§ TASK TO COMPLETE: Every record is to be printed exactly as it appears.

====== RECORDED DATA

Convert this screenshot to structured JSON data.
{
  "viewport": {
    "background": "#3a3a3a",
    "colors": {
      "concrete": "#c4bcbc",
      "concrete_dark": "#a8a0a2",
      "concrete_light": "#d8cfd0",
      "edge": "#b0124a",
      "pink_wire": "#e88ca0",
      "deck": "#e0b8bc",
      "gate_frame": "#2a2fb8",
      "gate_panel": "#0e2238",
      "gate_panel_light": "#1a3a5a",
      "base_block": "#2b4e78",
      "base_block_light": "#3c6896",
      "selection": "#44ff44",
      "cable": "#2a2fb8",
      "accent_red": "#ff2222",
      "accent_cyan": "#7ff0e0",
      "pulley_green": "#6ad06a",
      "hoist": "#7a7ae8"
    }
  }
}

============

§ TASK RESULT:
Convert this screenshot to structured JSON data.
{
  "viewport": {
    "background": "#3a3a3a",
    "colors": {
      "concrete": "#c4bcbc",
      "concrete_dark": "#a8a0a2",
      "concrete_light": "#d8cfd0",
      "edge": "#b0124a",
      "pink_wire": "#e88ca0",
      "deck": "#e0b8bc",
      "gate_frame": "#2a2fb8",
      "gate_panel": "#0e2238",
      "gate_panel_light": "#1a3a5a",
      "base_block": "#2b4e78",
      "base_block_light": "#3c6896",
      "selection": "#44ff44",
      "cable": "#2a2fb8",
      "accent_red": "#ff2222",
      "accent_cyan": "#7ff0e0",
      "pulley_green": "#6ad06a",
      "hoist": "#7a7ae8"
    }
  }
}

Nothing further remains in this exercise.